[[ Supplied data open ]]

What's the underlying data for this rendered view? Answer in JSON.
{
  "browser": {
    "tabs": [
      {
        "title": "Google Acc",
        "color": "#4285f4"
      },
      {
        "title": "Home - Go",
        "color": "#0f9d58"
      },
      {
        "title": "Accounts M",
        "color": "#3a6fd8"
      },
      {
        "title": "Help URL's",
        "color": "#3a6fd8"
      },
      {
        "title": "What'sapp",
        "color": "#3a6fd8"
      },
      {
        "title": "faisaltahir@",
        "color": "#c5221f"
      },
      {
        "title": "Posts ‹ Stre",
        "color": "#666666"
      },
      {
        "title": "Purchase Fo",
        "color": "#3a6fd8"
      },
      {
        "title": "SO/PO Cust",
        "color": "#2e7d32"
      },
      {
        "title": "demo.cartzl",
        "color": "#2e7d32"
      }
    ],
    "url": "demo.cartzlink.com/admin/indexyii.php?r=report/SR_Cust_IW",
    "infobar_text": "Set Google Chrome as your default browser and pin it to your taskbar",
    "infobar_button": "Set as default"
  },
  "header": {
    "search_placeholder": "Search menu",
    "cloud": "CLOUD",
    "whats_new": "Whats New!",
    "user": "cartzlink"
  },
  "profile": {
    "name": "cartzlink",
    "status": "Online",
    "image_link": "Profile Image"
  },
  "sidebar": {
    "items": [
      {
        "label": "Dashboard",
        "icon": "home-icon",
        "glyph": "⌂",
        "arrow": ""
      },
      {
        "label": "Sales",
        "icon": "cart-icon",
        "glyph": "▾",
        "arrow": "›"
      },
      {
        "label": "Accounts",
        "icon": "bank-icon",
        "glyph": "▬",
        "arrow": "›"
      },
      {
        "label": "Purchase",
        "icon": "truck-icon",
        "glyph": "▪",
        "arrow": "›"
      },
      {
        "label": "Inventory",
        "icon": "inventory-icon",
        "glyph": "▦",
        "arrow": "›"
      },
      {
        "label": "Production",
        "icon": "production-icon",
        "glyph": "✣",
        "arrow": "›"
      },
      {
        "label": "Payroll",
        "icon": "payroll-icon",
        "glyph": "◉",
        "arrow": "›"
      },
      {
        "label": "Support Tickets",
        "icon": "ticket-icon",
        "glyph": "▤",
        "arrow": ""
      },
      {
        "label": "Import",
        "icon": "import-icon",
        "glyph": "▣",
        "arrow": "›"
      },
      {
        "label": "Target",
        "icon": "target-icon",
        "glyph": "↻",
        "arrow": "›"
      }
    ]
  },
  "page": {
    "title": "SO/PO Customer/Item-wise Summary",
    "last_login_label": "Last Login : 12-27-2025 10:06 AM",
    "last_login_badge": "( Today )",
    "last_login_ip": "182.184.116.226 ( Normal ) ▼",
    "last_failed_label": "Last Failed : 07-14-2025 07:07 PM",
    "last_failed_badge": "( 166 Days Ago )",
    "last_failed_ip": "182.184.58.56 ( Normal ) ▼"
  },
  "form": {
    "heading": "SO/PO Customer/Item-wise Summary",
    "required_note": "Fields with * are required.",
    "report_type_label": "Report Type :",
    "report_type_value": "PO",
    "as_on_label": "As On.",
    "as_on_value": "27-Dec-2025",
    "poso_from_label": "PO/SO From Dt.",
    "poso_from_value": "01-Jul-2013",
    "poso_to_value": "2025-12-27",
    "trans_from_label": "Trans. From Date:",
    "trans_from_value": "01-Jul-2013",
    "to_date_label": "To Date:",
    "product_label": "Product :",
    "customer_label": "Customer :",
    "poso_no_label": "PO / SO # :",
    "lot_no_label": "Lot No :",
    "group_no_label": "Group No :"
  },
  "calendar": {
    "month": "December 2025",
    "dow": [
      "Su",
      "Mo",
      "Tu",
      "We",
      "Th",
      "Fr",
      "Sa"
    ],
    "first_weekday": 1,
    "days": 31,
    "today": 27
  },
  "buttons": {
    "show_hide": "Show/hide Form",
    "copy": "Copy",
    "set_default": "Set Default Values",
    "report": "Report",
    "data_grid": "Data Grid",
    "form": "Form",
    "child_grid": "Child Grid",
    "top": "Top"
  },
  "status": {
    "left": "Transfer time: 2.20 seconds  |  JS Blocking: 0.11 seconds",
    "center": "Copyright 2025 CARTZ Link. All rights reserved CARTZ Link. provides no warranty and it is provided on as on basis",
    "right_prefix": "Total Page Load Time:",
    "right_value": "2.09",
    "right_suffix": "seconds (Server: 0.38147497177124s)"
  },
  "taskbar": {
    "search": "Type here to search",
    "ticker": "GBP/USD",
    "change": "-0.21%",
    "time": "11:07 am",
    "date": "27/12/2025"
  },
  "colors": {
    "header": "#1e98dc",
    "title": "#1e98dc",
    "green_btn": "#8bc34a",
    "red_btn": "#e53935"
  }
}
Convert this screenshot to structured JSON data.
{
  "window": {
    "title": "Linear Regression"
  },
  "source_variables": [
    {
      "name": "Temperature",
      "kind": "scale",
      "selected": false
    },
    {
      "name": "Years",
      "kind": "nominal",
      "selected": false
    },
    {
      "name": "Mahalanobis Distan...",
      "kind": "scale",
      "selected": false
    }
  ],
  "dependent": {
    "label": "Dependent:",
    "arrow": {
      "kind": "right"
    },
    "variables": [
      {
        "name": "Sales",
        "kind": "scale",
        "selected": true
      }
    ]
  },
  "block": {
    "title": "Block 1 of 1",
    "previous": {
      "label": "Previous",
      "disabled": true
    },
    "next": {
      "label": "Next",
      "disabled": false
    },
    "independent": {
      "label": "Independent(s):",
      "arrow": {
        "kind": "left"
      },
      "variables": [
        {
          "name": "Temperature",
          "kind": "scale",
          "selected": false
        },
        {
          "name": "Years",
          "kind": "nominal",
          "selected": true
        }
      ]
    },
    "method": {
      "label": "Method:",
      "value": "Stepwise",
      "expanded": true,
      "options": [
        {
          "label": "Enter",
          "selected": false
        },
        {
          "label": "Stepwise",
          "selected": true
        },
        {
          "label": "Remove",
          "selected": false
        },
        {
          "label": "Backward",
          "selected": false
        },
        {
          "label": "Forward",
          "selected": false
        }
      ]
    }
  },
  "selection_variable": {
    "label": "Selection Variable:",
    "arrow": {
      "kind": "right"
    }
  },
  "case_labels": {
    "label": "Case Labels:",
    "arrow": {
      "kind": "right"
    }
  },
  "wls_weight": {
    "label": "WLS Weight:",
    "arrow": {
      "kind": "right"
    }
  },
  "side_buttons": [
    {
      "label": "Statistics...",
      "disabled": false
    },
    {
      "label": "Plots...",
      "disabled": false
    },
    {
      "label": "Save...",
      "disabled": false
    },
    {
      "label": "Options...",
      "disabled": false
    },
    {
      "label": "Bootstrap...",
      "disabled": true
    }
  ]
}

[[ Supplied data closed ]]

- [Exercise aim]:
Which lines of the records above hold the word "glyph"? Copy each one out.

- [Task solution]:
        "glyph": "⌂",
        "glyph": "▾",
        "glyph": "▬",
        "glyph": "▪",
        "glyph": "▦",
        "glyph": "✣",
        "glyph": "◉",
        "glyph": "▤",
        "glyph": "▣",
        "glyph": "↻",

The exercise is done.